So I am going to sleep.  I imagine I'll wake up at 4am with the same blog entry running through my head, urging me to get up and post the magic.  But I probably won't.   And when I wake tomorrow, the entry will probably be trapped somewhere in the dark recesses of my brainm never to be thought of again.   So as you're reading the fluff I post in the coming weeks and wonder why you bother to check in here (thanks, by the way), keep in mind that every once in awhile I really do have something interesting to say---it just doesn't always make it to the page. 

Tuesday, November 20, 2007

When a Man Loves a Woman...

Or, more specifically, when a baby boy loves his mom's friend more than he does his mom...

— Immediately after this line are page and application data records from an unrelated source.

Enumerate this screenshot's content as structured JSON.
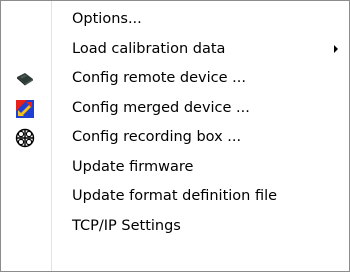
{
  "menu": {
    "items": [
      {
        "label": "Options...",
        "icon": "",
        "submenu": false
      },
      {
        "label": "Load calibration data",
        "icon": "",
        "submenu": true
      },
      {
        "label": "Config remote device ...",
        "icon": "remote-device-icon",
        "submenu": false
      },
      {
        "label": "Config merged device ...",
        "icon": "merged-device-icon",
        "submenu": false
      },
      {
        "label": "Config recording box ...",
        "icon": "recording-box-icon",
        "submenu": false
      },
      {
        "label": "Update firmware",
        "icon": "",
        "submenu": false
      },
      {
        "label": "Update format definition file",
        "icon": "",
        "submenu": false
      },
      {
        "label": "TCP/IP Settings",
        "icon": "",
        "submenu": false
      }
    ]
  },
  "colors": {
    "border": "#8c8c8c",
    "separator": "#e3e3e3",
    "text": "#000000",
    "icon_red": "#e8221b",
    "icon_yellow": "#f7c21c",
    "icon_blue": "#1f3fd0",
    "icon_dark": "#2e3a36"
  }
}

That's right, internet. Ethan has replaced me. Not only is he going through a fierce "daddy" stage right now, where the second he hears his father's keys in the door at the end of the day, he squirms free of my apparently vile embrace, on his way to be reunited with his true love; he has also taken to rejecting me during the day, too, if my friend Carlin is anywhere to be seen.

Now, to be fair, there is a lot to love about Carlin. She took the lead role in organizing our mom's group, found a wonderful spot for our play dates, and knows all the coolest places in town to entertain the little ones. She also always has delicious snacks and brings enough to share (which is more of a draw for Ethan than it is for me, but still.) I aspire to be as on the ball as her, but I admittedly fall short--way short. I am the mom who forgets the sippy cup in the car and packs one lousy banana for a snack.

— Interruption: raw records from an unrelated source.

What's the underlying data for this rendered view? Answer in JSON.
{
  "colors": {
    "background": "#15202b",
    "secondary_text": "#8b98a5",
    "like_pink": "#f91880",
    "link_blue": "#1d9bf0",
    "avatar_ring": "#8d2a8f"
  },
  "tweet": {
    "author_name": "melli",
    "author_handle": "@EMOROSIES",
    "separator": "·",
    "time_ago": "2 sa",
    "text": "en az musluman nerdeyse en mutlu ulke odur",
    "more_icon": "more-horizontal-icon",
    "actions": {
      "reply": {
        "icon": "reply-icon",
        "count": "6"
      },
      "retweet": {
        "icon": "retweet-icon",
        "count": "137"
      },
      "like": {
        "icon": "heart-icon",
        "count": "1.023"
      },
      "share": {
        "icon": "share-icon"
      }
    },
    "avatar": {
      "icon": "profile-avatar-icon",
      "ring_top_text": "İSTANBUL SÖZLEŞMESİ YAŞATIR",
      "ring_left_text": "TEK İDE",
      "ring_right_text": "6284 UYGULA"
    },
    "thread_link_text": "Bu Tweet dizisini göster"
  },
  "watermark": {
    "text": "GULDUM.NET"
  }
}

It seems that Ethan agrees with the whole "mama falling short" business, because lately, whenever we are around Carlin, he is drawn to her like a moth to the flame. This is what typically happens. He is on my lap, while we are, say, watching Mr. Skip play guitar at a local coffee shop (which Carlin found and told us about--she is Julie, my cruise director). As soon as he is somewhat acclimated to his environment, there is much squirming to get off of my lap (as though any second I could burst into flames and he ain't going down with the ship). At first, I think it is so that he can dance to the music, as right now spinning is top on his list of favorite things to do. But no. There's no dancing. No spinning. Just a hop off of mom and two steps over to Carlin. Arms go up in the universal "please please please pick me up!!" sign and, poof! Just like that, Ethan is on Carlin's lap, while mine is still warm, no less!

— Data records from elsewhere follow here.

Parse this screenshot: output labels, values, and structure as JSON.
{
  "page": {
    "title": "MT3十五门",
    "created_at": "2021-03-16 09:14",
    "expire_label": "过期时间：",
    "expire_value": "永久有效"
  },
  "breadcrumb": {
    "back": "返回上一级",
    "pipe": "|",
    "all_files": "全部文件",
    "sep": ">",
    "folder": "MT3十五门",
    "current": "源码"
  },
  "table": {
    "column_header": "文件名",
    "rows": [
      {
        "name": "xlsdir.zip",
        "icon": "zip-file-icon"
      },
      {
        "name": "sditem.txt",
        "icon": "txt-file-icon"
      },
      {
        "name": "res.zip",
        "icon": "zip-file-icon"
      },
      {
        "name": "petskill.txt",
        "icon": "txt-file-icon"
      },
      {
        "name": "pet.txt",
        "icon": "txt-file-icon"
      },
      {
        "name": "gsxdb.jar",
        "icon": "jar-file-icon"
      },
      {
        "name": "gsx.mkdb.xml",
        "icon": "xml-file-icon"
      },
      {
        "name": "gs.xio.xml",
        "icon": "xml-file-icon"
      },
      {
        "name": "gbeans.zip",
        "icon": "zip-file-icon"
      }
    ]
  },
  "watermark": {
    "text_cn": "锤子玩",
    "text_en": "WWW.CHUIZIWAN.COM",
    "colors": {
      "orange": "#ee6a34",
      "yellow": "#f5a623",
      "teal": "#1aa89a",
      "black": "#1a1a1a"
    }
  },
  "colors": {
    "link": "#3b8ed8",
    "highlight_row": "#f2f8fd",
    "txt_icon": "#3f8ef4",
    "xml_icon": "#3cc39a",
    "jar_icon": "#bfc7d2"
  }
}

Today, we went to see Mr. Skip; we met Carlin and her little girl Chloe at the coffee shop and the above scene took place no fewer than 6 times. At one point, Ethan crossed the room to sit on Carlin's lap, leaving me with an empty lap and holding a half-chewed piece of grilled cheese sandwich. I think some people mistook Carlin and me for "Ethan's two moms". And I am clearly not his favorite mom in that scenario.

It's okay, I guess. We do spend a ton of time together and I suppose it makes sense that a new face and a new lap every once in awhile can add a little excitement to his day. At least it's not like he prefers EVERYONE to me; he's discriminating in who he rejects me for, so I can take some comfort in that. Right?

Monday, November 19, 2007

November is wicked long, huh?

I am running out of things to blabber about (not really, I am just a tad sleepy to blather on and on about the blood work we have to get done tomorrow, or preparing for a 10 hour car ride with an 18 month old this week). So here are some pictures we took yesterday at the National Cathedral in DC.